What is the vision of management?

  • What will/is AI be(ing) used for?
  • How deep will it be embedded in the processes? What needs of the customers will be met? What are the portions or components of the value chain that will be affected?
  • What is the timeline attached to this?
  • What is the ethical baseline of the company with regards to AI, and is this in line with our mission and values?

What is the exact ambition level?

  • Do we want to be frontrunners in the market?
  • Do we want to be able to create our own solutions or merely integrate vendor-solutions?
  • How much of our revenue will be affected by AI? How much will be driven by AI?

How is management preparing for this?

  • What are the main challenges that were identified for the organization, and have these been independently reviewed?
  • How is the organizational structure adapted to support the ambition level?
  • Will AI expertise be centralized in one team, will it be spread over separate teams close to the individual business lines, or will a federated model be applied?
  • Is AI set up as a cost center, a profit center, etc. and is this in line with the vision and ambition level?
  • Are Audit, Risk and Compliance functions engaged with AI projects to ensure control requirements are appropriately considered and embedded from the start?
  • What is the company’s strategy in seeking external support on AI (vendor solutions, consultancy)?
  • What will be the impact of AI on our people, employee value proposition and future workforce needs? Is management considering programs for retraining / upskilling?

How does management intend to deal with the risks of this new technological opportunity?

  • Does the organization have and apply a framework around “trusted” AI, addressing issues like bias, security, transparency, etc.?
  • Are risks (in the broadest sense) clearly identified?
  • Is the risk mitigation strategy in line with the ambition level, has it been independently reviewed and is it implemented through a governance model that includes risk assessment and internal controls?
  • Is there a validation approach for the algorithms and an audit strategy for the entire AI ecosystem?

Where do we currently stand?

  • What are concrete examples of standing AI solutions that deliver value to the company today? If there aren’t any: why not? What are the obstacles?

What actions can the Board consider?


  1. Evaluate the level of knowledge about AI, individually and across the Board. Strong expertise is typically not needed within the Board, but sufficient knowledge is required to challenge the vision and risk appetite of the executives and ensure appropriate governance processes are in place.
  2. Set up dedicated training for the Board, tailor-made to the specific use cases and challenges faced by the company. This can involve external experts, but if the company has a rich internal usage of AI, internal experts should also clarify the current way of working and the way forward.
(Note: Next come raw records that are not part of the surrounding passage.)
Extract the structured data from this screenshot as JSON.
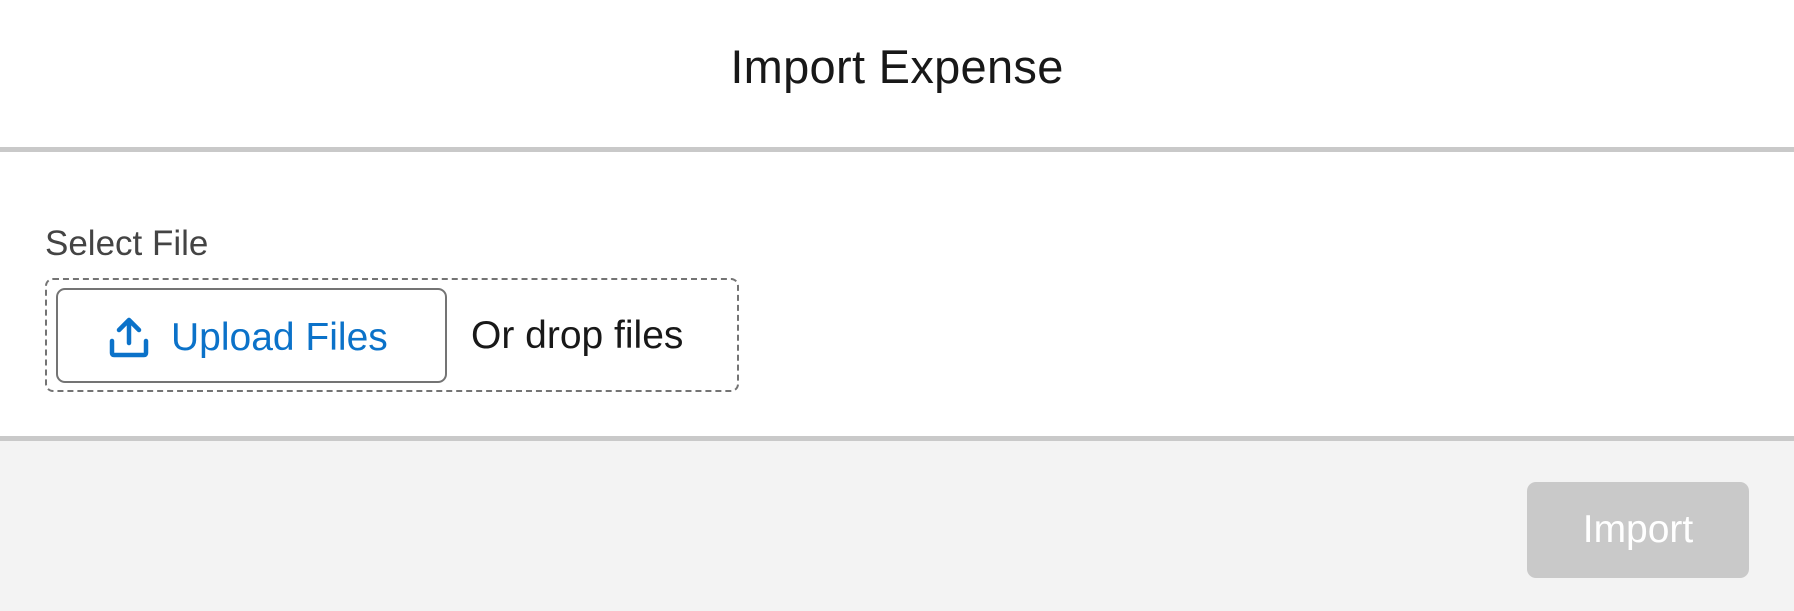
{
  "modal": {
    "title": "Import Expense"
  },
  "form": {
    "select_file_label": "Select File",
    "upload_button_label": "Upload Files",
    "upload_icon": "upload-icon",
    "drop_text": "Or drop files"
  },
  "footer": {
    "import_button_label": "Import",
    "import_button_state": "disabled"
  },
  "colors": {
    "link_blue": "#0b72c9",
    "disabled_button": "#c9c9c9",
    "divider": "#c9c9c9",
    "footer_bg": "#f3f3f3"
  }
}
Frontrunners should set up extensive full-day training for their Board, discussing technological approaches, opportunities, risk angles, etc. This often provides a healthy mix of external views and internal strategies and tactics.
  3. Clarify the vision and ambition level of senior executives.
  4. Ask questions (see above) of the executive level and strongly challenge their answers.
  5. Ensure that qualitative and appropriate risk governance over AI is in place.
  6. Monitor the progression forward, and follow up on a selected list of concrete summaries with regards to value creation through AI and evaluation of AI-related risk.
  7. Use your external network to pull in speakers that can provide calibration of and challenges to the internal AI development and create inspirational moments.

About the Board Leadership Center


KPMG’s Board Leadership Center (BLC) offers non-executive and executive board members – and those working closely with them – a place within a community of board-level peers. Through an array of insights, perspectives and events – including topical seminars and more technical Board Academy sessions – the BLC promotes continuous education around the critical issues driving board agendas.